───── Data for this task
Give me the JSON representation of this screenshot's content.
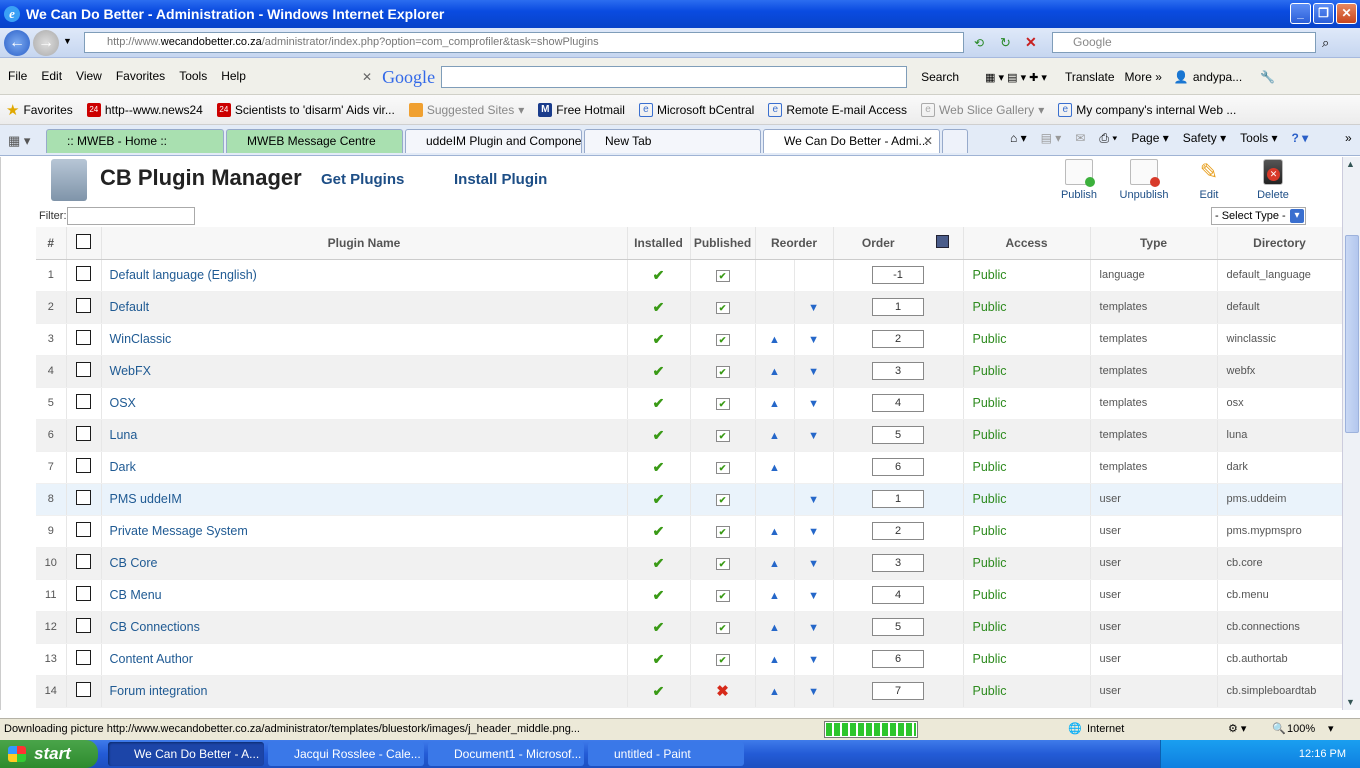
{
  "window": {
    "title": "We Can Do Better - Administration - Windows Internet Explorer"
  },
  "address": {
    "prefix": "http://www.",
    "domain": "wecandobetter.co.za",
    "path": "/administrator/index.php?option=com_comprofiler&task=showPlugins"
  },
  "search_placeholder": "Google",
  "menu": [
    "File",
    "Edit",
    "View",
    "Favorites",
    "Tools",
    "Help"
  ],
  "google_bar": {
    "logo": "Google",
    "search": "Search",
    "translate": "Translate",
    "more": "More »",
    "user": "andypa..."
  },
  "favorites": {
    "label": "Favorites",
    "items": [
      "http--www.news24",
      "Scientists to 'disarm' Aids vir...",
      "Suggested Sites",
      "Free Hotmail",
      "Microsoft bCentral",
      "Remote E-mail Access",
      "Web Slice Gallery",
      "My company's internal Web ..."
    ]
  },
  "tabs": [
    ":: MWEB - Home ::",
    "MWEB Message Centre",
    "uddeIM Plugin and Compone...",
    "New Tab",
    "We Can Do Better - Admi..."
  ],
  "commands": {
    "page": "Page",
    "safety": "Safety",
    "tools": "Tools"
  },
  "page": {
    "title": "CB Plugin Manager",
    "get_plugins": "Get Plugins",
    "install_plugin": "Install Plugin",
    "filter_label": "Filter:",
    "type_select": "- Select Type -"
  },
  "toolbar": {
    "publish": "Publish",
    "unpublish": "Unpublish",
    "edit": "Edit",
    "delete": "Delete"
  },
  "columns": {
    "num": "#",
    "name": "Plugin Name",
    "installed": "Installed",
    "published": "Published",
    "reorder": "Reorder",
    "order": "Order",
    "access": "Access",
    "type": "Type",
    "directory": "Directory"
  },
  "rows": [
    {
      "num": "1",
      "name": "Default language (English)",
      "published": true,
      "up": false,
      "down": false,
      "order": "-1",
      "access": "Public",
      "type": "language",
      "directory": "default_language"
    },
    {
      "num": "2",
      "name": "Default",
      "published": true,
      "up": false,
      "down": true,
      "order": "1",
      "access": "Public",
      "type": "templates",
      "directory": "default"
    },
    {
      "num": "3",
      "name": "WinClassic",
      "published": true,
      "up": true,
      "down": true,
      "order": "2",
      "access": "Public",
      "type": "templates",
      "directory": "winclassic"
    },
    {
      "num": "4",
      "name": "WebFX",
      "published": true,
      "up": true,
      "down": true,
      "order": "3",
      "access": "Public",
      "type": "templates",
      "directory": "webfx"
    },
    {
      "num": "5",
      "name": "OSX",
      "published": true,
      "up": true,
      "down": true,
      "order": "4",
      "access": "Public",
      "type": "templates",
      "directory": "osx"
    },
    {
      "num": "6",
      "name": "Luna",
      "published": true,
      "up": true,
      "down": true,
      "order": "5",
      "access": "Public",
      "type": "templates",
      "directory": "luna"
    },
    {
      "num": "7",
      "name": "Dark",
      "published": true,
      "up": true,
      "down": false,
      "order": "6",
      "access": "Public",
      "type": "templates",
      "directory": "dark"
    },
    {
      "num": "8",
      "name": "PMS uddeIM",
      "published": true,
      "up": false,
      "down": true,
      "order": "1",
      "access": "Public",
      "type": "user",
      "directory": "pms.uddeim"
    },
    {
      "num": "9",
      "name": "Private Message System",
      "published": true,
      "up": true,
      "down": true,
      "order": "2",
      "access": "Public",
      "type": "user",
      "directory": "pms.mypmspro"
    },
    {
      "num": "10",
      "name": "CB Core",
      "published": true,
      "up": true,
      "down": true,
      "order": "3",
      "access": "Public",
      "type": "user",
      "directory": "cb.core"
    },
    {
      "num": "11",
      "name": "CB Menu",
      "published": true,
      "up": true,
      "down": true,
      "order": "4",
      "access": "Public",
      "type": "user",
      "directory": "cb.menu"
    },
    {
      "num": "12",
      "name": "CB Connections",
      "published": true,
      "up": true,
      "down": true,
      "order": "5",
      "access": "Public",
      "type": "user",
      "directory": "cb.connections"
    },
    {
      "num": "13",
      "name": "Content Author",
      "published": true,
      "up": true,
      "down": true,
      "order": "6",
      "access": "Public",
      "type": "user",
      "directory": "cb.authortab"
    },
    {
      "num": "14",
      "name": "Forum integration",
      "published": false,
      "up": true,
      "down": true,
      "order": "7",
      "access": "Public",
      "type": "user",
      "directory": "cb.simpleboardtab"
    }
  ],
  "status": {
    "text": "Downloading picture http://www.wecandobetter.co.za/administrator/templates/bluestork/images/j_header_middle.png...",
    "zone": "Internet",
    "zoom": "100%",
    "progress": 1.0
  },
  "taskbar": {
    "start": "start",
    "items": [
      "We Can Do Better - A...",
      "Jacqui Rosslee - Cale...",
      "Document1 - Microsof...",
      "untitled - Paint"
    ],
    "clock": "12:16 PM"
  },
  "colors": {
    "link": "#1f5a93",
    "access": "#2e8b1f",
    "titlebar": "#0a4be0"
  }
}
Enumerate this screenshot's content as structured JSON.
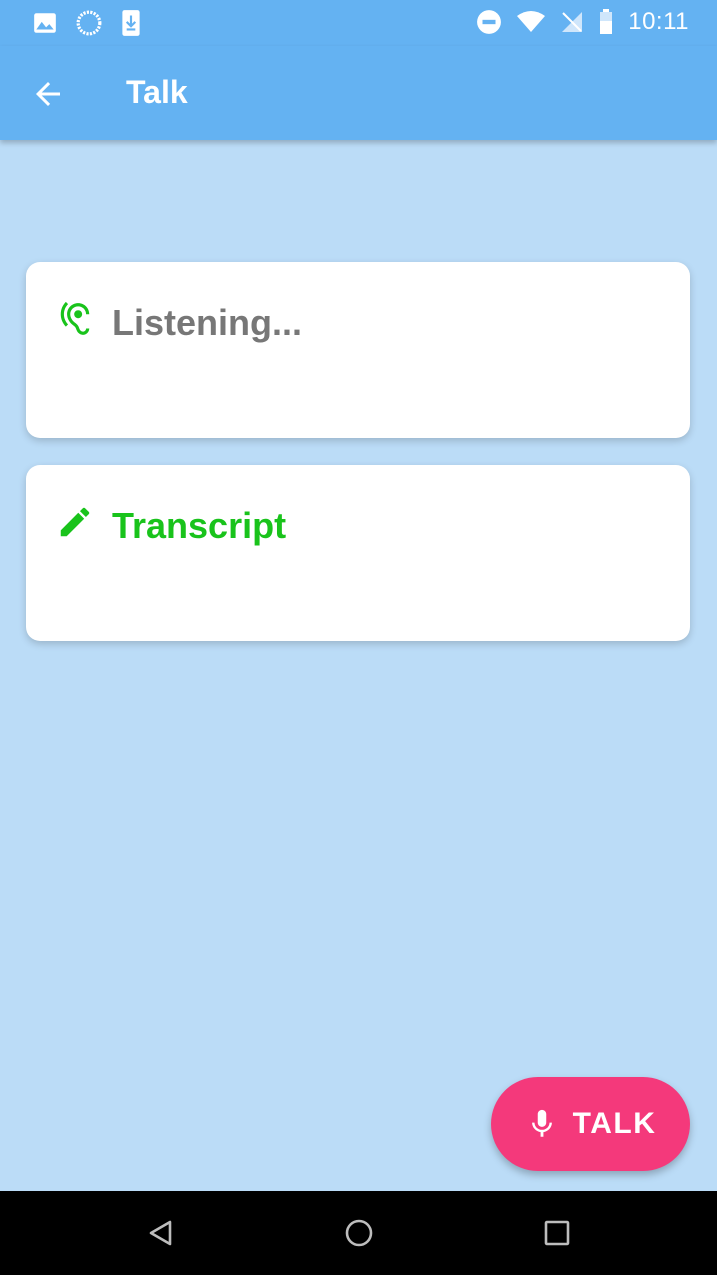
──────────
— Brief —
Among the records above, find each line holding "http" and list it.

— Response to this task —
    "prefix": "http://www.",
      "http--www.news24",
    "text": "Downloading picture http://www.wecandobetter.co.za/administrator/templates/bluestork/images/j_header_middle.png...",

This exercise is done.